Thanks to a carefully orchestrated conspiracy of time zones, work schedules, and rainstorms, I completely missed Fannie’s post earlier this day until this evening. And when I say missed, I really mean it – the comments have long since hit their ceiling at 50. I hope I’m not crossing a line here, but I thought I could both contribute a bit more to the excellent discussion she’s already started as a member of a family headed by two women and give everyone a new comments section to bring up unfinished points.
One issue raised by several comments was how they, as members of same-sex couples, have either mentally prepared themselves for how they would respond to appreciably similar situations or have assessed actual statements or actions that implied that a confrontation could be brewing.
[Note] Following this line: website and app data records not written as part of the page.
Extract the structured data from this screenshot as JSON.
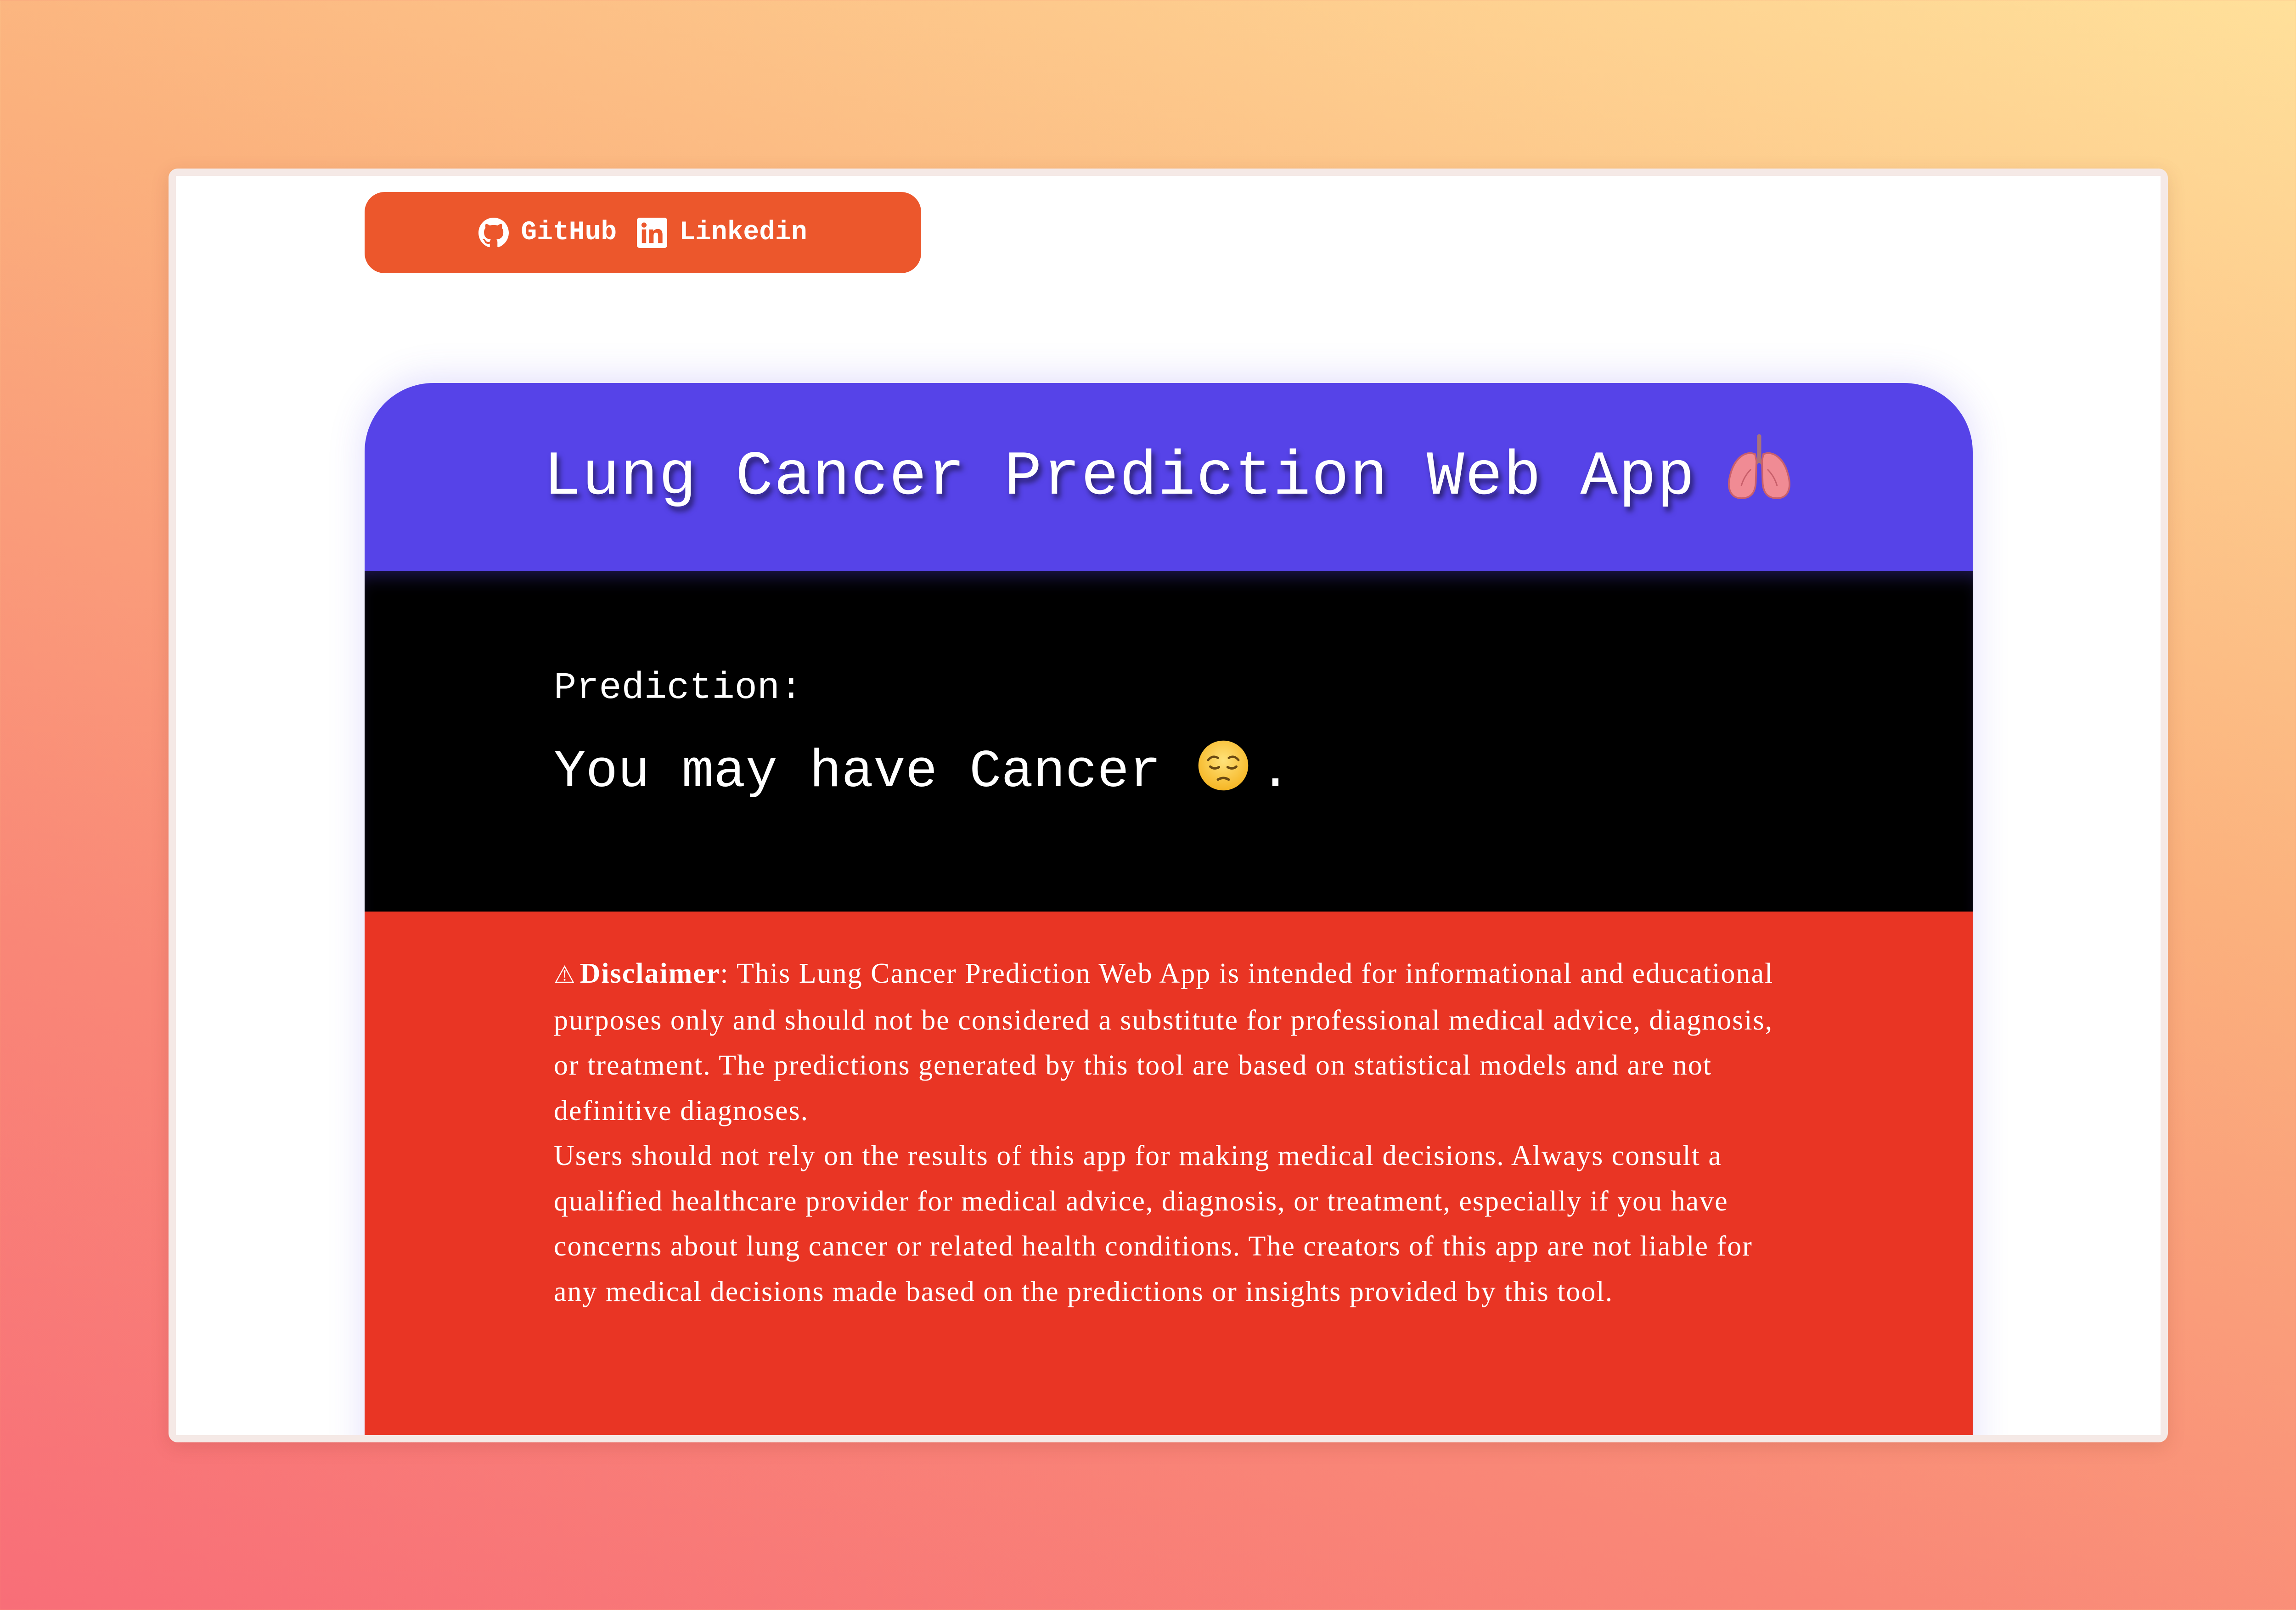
{
  "social": {
    "github_label": "GitHub",
    "linkedin_label": "Linkedin",
    "icons": [
      "github-icon",
      "linkedin-icon"
    ],
    "background_color": "#ec572c"
  },
  "header": {
    "title": "Lung Cancer Prediction Web App",
    "icon": "lungs-icon",
    "background_color": "#5643e8"
  },
  "prediction": {
    "label": "Prediction:",
    "result_text": "You may have Cancer",
    "result_icon": "sad-face-icon",
    "result_suffix": ".",
    "background_color": "#000000"
  },
  "disclaimer": {
    "warning_icon": "⚠",
    "title": "Disclaimer",
    "colon": ":",
    "paragraph1": "This Lung Cancer Prediction Web App is intended for informational and educational purposes only and should not be considered a substitute for professional medical advice, diagnosis, or treatment. The predictions generated by this tool are based on statistical models and are not definitive diagnoses.",
    "paragraph2": "Users should not rely on the results of this app for making medical decisions. Always consult a qualified healthcare provider for medical advice, diagnosis, or treatment, especially if you have concerns about lung cancer or related health conditions. The creators of this app are not liable for any medical decisions made based on the predictions or insights provided by this tool.",
    "background_color": "#e93524"
  }
}
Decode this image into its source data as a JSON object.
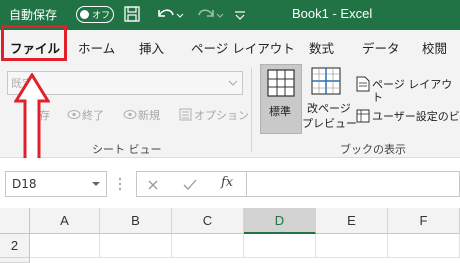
{
  "titlebar": {
    "autosave_label": "自動保存",
    "autosave_state": "オフ",
    "title": "Book1  -  Excel"
  },
  "tabs": [
    {
      "label": "ファイル",
      "active": true
    },
    {
      "label": "ホーム"
    },
    {
      "label": "挿入"
    },
    {
      "label": "ページ レイアウト"
    },
    {
      "label": "数式"
    },
    {
      "label": "データ"
    },
    {
      "label": "校閲"
    }
  ],
  "sheet_view": {
    "dropdown_value": "既定",
    "commands": [
      "保存",
      "終了",
      "新規",
      "オプション"
    ],
    "group_label": "シート ビュー"
  },
  "workbook_views": {
    "normal_label": "標準",
    "page_break_label_1": "改ページ",
    "page_break_label_2": "プレビュー",
    "page_layout_label": "ページ レイアウト",
    "custom_views_label": "ユーザー設定のビュー",
    "group_label": "ブックの表示"
  },
  "formula_bar": {
    "name_box": "D18",
    "fx_label": "fx",
    "formula": ""
  },
  "grid": {
    "columns": [
      "A",
      "B",
      "C",
      "D",
      "E",
      "F"
    ],
    "selected_column": "D",
    "rows": [
      "2"
    ]
  },
  "colors": {
    "excel_green": "#217346",
    "highlight_red": "#e0202a"
  }
}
Having been raised by two mothers I’m familiar with these fears, which one comment described as a mess of impulses to either “duck” or “cut-and-run”. I still vividly remember eating in a restaurant in Little Rock, while visiting family in Arkansas, with only my brother and parents and having an uncomfortable encounter with our server.
Initially, there seemed to be no problem. We ordered our choice of beverages and he kindly and quickly provided them. But after he returned with a salad one of my mothers had ordered, the questions began with him awkwardly and uncertainly probing – “Are you two sisters?” My parents’ eyes darted to each other, then the one closest him, stared almost vacantly at me while slowly exhaling. She explained later that she had been puzzling over how she could best shepherd me and my brother out of the restaurant if a physical confrontation occurred.
Like a game of twenty questions but with far more worries, the waiter would pose a simple question about my parents’ relationship (“Are you cousins?”), receive a polite but simple “no” then disappear to assist another server or deliver a plate to another table. After it had became quite evident that they were lesbians by process of elimination, the waiter explained himself in code, saying, “I’m like you.” The fear of being publicly outed was in fact something all of us shared.
That fear was actually pretty logical. There were too many chances for everything to go wrong. From the at least thirty other people seated around us to the lack of anti-discrimination laws for either employees or patrons in the state, there were simply too many reasons for either him or my parents to openly disclose their identities. The laws and culture of much of the United States make interaction between LGBT* people risky enough that sometimes even speaking with each other, even briefly and as near strangers, is something that can’t always be done openly.
The loneliness that comes from that, I think, is what’s missing from the staged situation.
My family’s other experiences with similarly awkward situations all share a common feature – unlike the families in the recorded restaurants, we were all alone at the time. My parents weren’t present when a friend I hadn’t seen in a decade but who was aware that I personally knew my sperm donor asked why I didn’t live with him and then refused to budge from his conviction that I needed to have a parental relationship with him. Neither I nor my other mother was there when one of my parents was accused by a fellow member of our church of having raised a “defective” child (by which she meant me). My non-biological mother was removed against her will from the court case over my custody, leaving my biological mother alone to defend herself against accusation of having “stolen” sperm.
Fannie asked a very important question – what would you do if you were one of the bystanders to that situation? But I think half the problem is that situations with so many potential allies are rare. Usually, they wait for you to be alone.